§ Problem statement
For every line below, set down an identical copy.

[[ Record set open ]]

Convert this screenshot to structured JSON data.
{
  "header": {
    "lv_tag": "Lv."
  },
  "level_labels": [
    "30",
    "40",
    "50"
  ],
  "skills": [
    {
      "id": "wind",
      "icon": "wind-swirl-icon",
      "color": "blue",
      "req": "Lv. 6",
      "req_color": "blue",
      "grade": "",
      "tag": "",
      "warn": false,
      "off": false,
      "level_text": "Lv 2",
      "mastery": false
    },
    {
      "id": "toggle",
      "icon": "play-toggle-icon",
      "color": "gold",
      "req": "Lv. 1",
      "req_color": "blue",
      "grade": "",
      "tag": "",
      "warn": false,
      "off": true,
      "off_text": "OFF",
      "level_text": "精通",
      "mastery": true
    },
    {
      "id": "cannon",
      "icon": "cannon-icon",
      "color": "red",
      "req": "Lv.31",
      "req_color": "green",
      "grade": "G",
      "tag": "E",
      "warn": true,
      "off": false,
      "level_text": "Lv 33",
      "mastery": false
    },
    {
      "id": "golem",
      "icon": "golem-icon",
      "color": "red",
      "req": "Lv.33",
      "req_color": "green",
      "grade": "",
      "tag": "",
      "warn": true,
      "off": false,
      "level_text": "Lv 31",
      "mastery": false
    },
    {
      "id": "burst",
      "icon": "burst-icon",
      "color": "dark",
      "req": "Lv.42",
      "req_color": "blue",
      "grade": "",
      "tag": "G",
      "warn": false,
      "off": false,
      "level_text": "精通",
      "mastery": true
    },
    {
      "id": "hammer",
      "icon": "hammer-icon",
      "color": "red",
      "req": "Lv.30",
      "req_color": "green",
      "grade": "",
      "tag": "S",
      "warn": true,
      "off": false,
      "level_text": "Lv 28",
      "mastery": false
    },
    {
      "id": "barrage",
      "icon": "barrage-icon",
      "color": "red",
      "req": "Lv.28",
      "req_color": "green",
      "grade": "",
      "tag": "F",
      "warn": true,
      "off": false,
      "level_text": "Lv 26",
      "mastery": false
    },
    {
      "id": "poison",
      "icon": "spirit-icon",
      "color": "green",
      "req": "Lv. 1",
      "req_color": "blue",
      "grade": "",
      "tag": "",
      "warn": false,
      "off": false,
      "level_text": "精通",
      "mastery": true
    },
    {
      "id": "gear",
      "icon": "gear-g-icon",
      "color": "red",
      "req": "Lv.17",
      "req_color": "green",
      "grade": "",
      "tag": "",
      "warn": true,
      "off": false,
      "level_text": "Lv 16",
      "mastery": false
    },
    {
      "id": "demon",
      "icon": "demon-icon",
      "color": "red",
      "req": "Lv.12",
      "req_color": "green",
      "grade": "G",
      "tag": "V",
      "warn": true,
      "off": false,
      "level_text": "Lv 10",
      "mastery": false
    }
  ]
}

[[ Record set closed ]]

§ Response area
Convert this screenshot to structured JSON data.
{
  "header": {
    "lv_tag": "Lv."
  },
  "level_labels": [
    "30",
    "40",
    "50"
  ],
  "skills": [
    {
      "id": "wind",
      "icon": "wind-swirl-icon",
      "color": "blue",
      "req": "Lv. 6",
      "req_color": "blue",
      "grade": "",
      "tag": "",
      "warn": false,
      "off": false,
      "level_text": "Lv 2",
      "mastery": false
    },
    {
      "id": "toggle",
      "icon": "play-toggle-icon",
      "color": "gold",
      "req": "Lv. 1",
      "req_color": "blue",
      "grade": "",
      "tag": "",
      "warn": false,
      "off": true,
      "off_text": "OFF",
      "level_text": "精通",
      "mastery": true
    },
    {
      "id": "cannon",
      "icon": "cannon-icon",
      "color": "red",
      "req": "Lv.31",
      "req_color": "green",
      "grade": "G",
      "tag": "E",
      "warn": true,
      "off": false,
      "level_text": "Lv 33",
      "mastery": false
    },
    {
      "id": "golem",
      "icon": "golem-icon",
      "color": "red",
      "req": "Lv.33",
      "req_color": "green",
      "grade": "",
      "tag": "",
      "warn": true,
      "off": false,
      "level_text": "Lv 31",
      "mastery": false
    },
    {
      "id": "burst",
      "icon": "burst-icon",
      "color": "dark",
      "req": "Lv.42",
      "req_color": "blue",
      "grade": "",
      "tag": "G",
      "warn": false,
      "off": false,
      "level_text": "精通",
      "mastery": true
    },
    {
      "id": "hammer",
      "icon": "hammer-icon",
      "color": "red",
      "req": "Lv.30",
      "req_color": "green",
      "grade": "",
      "tag": "S",
      "warn": true,
      "off": false,
      "level_text": "Lv 28",
      "mastery": false
    },
    {
      "id": "barrage",
      "icon": "barrage-icon",
      "color": "red",
      "req": "Lv.28",
      "req_color": "green",
      "grade": "",
      "tag": "F",
      "warn": true,
      "off": false,
      "level_text": "Lv 26",
      "mastery": false
    },
    {
      "id": "poison",
      "icon": "spirit-icon",
      "color": "green",
      "req": "Lv. 1",
      "req_color": "blue",
      "grade": "",
      "tag": "",
      "warn": false,
      "off": false,
      "level_text": "精通",
      "mastery": true
    },
    {
      "id": "gear",
      "icon": "gear-g-icon",
      "color": "red",
      "req": "Lv.17",
      "req_color": "green",
      "grade": "",
      "tag": "",
      "warn": true,
      "off": false,
      "level_text": "Lv 16",
      "mastery": false
    },
    {
      "id": "demon",
      "icon": "demon-icon",
      "color": "red",
      "req": "Lv.12",
      "req_color": "green",
      "grade": "G",
      "tag": "V",
      "warn": true,
      "off": false,
      "level_text": "Lv 10",
      "mastery": false
    }
  ]
}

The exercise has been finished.